“Heal the Earth to Heal Yourself” is a title of Peggy Wheeler’s article about the Gaia Principle on Examiner.com. It just about says it all, but — who is Gaia, and why heal the Earth itself, or herself, as we are fond of saying? Just think of the planet as a sentient being… and don’t do anything to her that you wouldn’t do to your mother.
Wheeler is a spiritual counselor, Reiki Master, Reconnective Healer, and the developer of a new healing modality called Anam Healing, which is based on the awesome power of universal love. She maintains that we can’t heal ourselves without healing the earth, and there’s no time like the present. Reminding us that the urgency we feel about the need to heal the earth is nothing new, she cites examples of the voices that have spoken out over the centuries, from nameless masses of indigenous peoples, who had lived in harmony with nature, to influential individuals like Hildegard von Bingen. Wheeler offers several suggestions for do-it-now actions we can take. She says,
People who strive to live in balance with the natural world, and who vow to live as stewards for our beautiful life-giving planet, are the wisest and most spiritual of all.
In Bolivia, the big Earth Day event is the First People’s World Conference on Climate Change and Mother Earth’s Rights, a grass-roots response to the violations planetary integrity that go on everywhere. One of the attendees, there to also report on the conference, is Michael Stone, host of KVMR’s Conversations. He tells us these good folks are working on a Declaration of Rights for our mom the Earth! The United Nations Framework Convention on Climate Change thinks this is a great and timely idea, noting:
The 20th century has been the century of the human rights. First, with the approval of the civil and political rights in 1948, and second, with the approval of the economical, social and cultural rights in 1966. Now, the 21th century has to become the century of the Rights of Mother Earth and all natural beings.
At the Metapsychology website, Russ Seidel reviews Margaret Atwood’s The Year of the Flood. Most of the characters in her novel belong to God’s Gardeners, a group that tries to hang onto sanity in an increasingly technologically corrupted world. It’s a post-apocalyptic dystopia story, and the talks given by Adam One to the members are very instructional. Even better are the songs interspersed throughout. This book cannot be appreciated fully unless the audio version is heard! These neo-tribalists have invented their own holidays, such as the Feast of Serpent Wisdom, along with a whole slew of rituals, practices, and saints (Peter Matthiessen, Karen Silkwood, and Rachel Carson, to name but a few.) In fact, you too can “enroll a Saint,” and benefit non-profit environmental organizations at the same time. Yes, The Year of the Flood is nominally science fiction, but when we’ve got corporations selling stuff that makes us sick, and then selling us the cure, it’s not that far from present reality.

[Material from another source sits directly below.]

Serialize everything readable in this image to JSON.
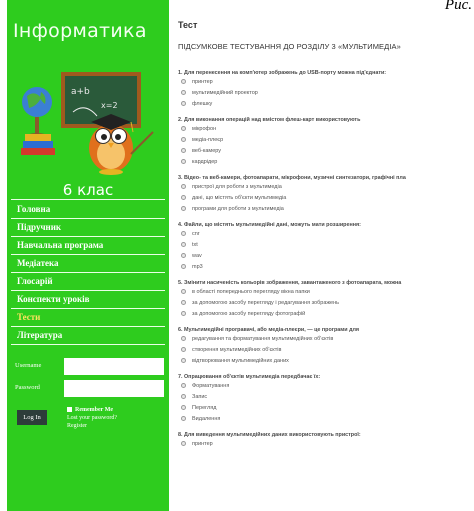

Source: “Heal the earth to heal yourself,” Examiner.com 04/06/10
Source: “LA Eclectic Spirituality Examiner’s Articles,” Examiner.com
Source: “Rights of Mother Earth,” MotherEarthRights.org, 02/21/10
Source: “Review – The Year of the Flood,” Metapsychology, 04/06/10
Source: “Enroll a Saint,” YearOfTheFlood.com
Image by alicepopkorn, used under its Creative Commons license.